Matters of Faith:
Miracle On Matunga Street, directed by KK Raina, is Ila Arun’s second adaptation of a Tom Dudzick play after Namaste (based on Greetings). Both bring up in some way the issue of faith, diversity and tolerance. Miracle On South Division Street must have been tougher to adapt, so rooted it is in New York’s working class milieu. However, Ila Arun has taken advantage of the Indian gullibility in matters of religion. In busy and largely cynical Mumbai, people have an unshakable belief in the wish-fulfilling power of some deities and it doesn’t matter if that particular God belongs to another religion. The city had gone into a frenzy (and this was much before social media connectivity) when statues of Lord Ganesha were reported to be drinking milk, just like Italians had flocked to church when an idol of Mother Mary was said to be crying tears of blood. Mumbai is also a city where little shrines sprout up everywhere, and devotees land up with offerings and hope.
In a rapidly gentrifying Matunga Tulsa Harry Peter (Ila Arun), holds on to the little domestic shrine, where, as legend goes, in 1947, Velankanni Amma (a form of Mother Mary) had appeared in her father’s barber shop. The faithful still visit the place to take the soup that Tulsa makes, supposedly with magical healing powers, and leave money to have their prayers heard. This has become a source of income for the family.

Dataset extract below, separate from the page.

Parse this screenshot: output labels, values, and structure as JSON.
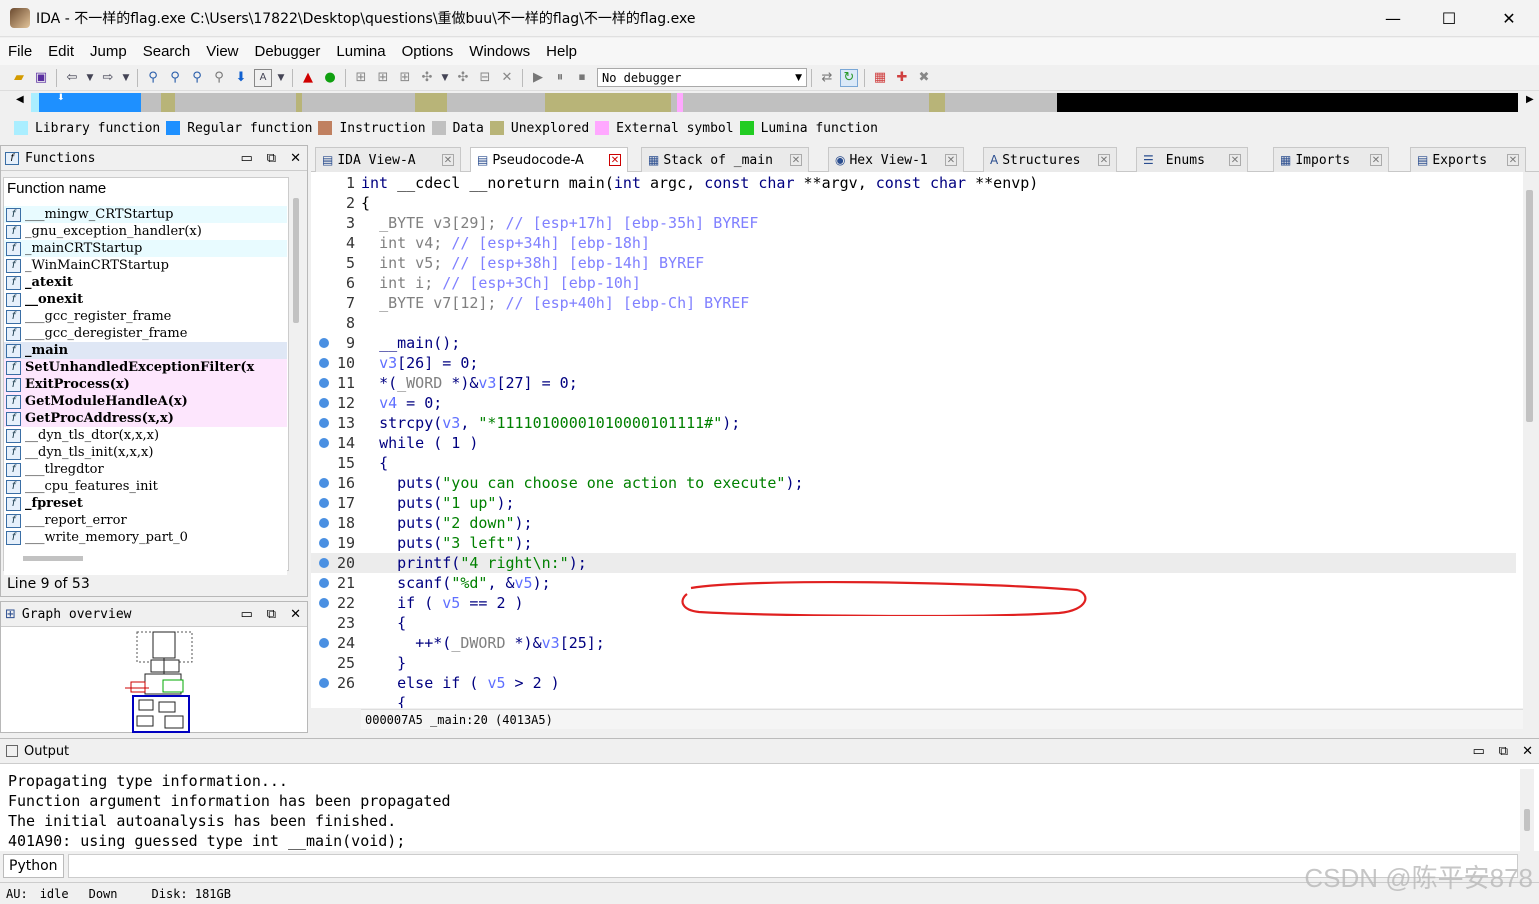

The sleepy and traditional Catholic corner of the city is changing, and so are social mores, as Tulsa (who goes about wearing giant ear muffs to cut out the noise), a devout “pure Catholic” tries to hold on to her old way of life. Her good-for-nothing son Jimmy (Ruturaj Shinde), who is secretly dating a Muslim girl; one daughter Nisha (Rajshree Ponappa), an aspiring actress, the other, Anisha (Prackriti Bhaargava) a self-styled social media expert, are to meet to discuss a matter of great importance.
Nisha, the only one who was at her dying grandmother’s side turned out to be the recipient of a long-held secret and wants to use that in a one-woman performance. The revelation of this secret for the amusement of an audience, would embarrass the Peters family and destroy their already shaky foundation.

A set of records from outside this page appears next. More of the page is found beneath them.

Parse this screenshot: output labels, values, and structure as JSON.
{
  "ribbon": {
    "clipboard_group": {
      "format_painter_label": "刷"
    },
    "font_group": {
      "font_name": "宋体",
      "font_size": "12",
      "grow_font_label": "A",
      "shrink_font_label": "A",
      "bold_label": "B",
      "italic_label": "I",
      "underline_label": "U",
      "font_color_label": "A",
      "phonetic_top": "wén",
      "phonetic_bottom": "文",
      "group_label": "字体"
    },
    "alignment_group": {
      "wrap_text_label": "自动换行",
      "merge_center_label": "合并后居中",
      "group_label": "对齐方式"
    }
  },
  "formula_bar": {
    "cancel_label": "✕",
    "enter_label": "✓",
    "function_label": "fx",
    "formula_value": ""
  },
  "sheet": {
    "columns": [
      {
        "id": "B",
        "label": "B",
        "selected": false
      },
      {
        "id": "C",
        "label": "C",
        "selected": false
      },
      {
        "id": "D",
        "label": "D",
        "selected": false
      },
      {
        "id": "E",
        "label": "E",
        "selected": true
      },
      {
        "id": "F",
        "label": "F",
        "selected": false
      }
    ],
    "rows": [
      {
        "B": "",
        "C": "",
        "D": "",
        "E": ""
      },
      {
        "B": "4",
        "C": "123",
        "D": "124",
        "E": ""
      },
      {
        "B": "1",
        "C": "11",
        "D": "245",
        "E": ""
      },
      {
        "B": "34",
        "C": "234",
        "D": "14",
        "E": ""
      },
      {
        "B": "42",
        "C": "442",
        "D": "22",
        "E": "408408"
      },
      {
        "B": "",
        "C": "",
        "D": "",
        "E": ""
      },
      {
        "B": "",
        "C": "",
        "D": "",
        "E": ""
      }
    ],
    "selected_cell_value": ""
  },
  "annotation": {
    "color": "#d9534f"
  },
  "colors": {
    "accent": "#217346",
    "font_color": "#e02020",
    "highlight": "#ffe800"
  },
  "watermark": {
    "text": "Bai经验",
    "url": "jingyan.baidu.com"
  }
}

In her adaptation, Ila Arun has managed to introduce a major historical event, and neatly tied it up to the deathbed confession, that results in Tulsa’s belief in her family’s past, and her very identity being severely dented. The children have always been skeptical, but encouraged the myth for the money it brings in.
As the eccentric matriarch, Ila Arun also dominates the cast, as the character saves herself from falling apart by the simple act of acceptance, which, by itself, in today’s times is a miracle. This may not have been Dudzick’s original intention, but that comes through between the lines. An early performance of the play was much too long and a bit muddled, but with judicious editing and some rewriting, the humour of the story can be enhanced. The play is not a laugh-out-loud comedy, but there’s enough warmth and wit in there to raise a few smiles.
(This piece first appeared in mumbaitheatreguide.com)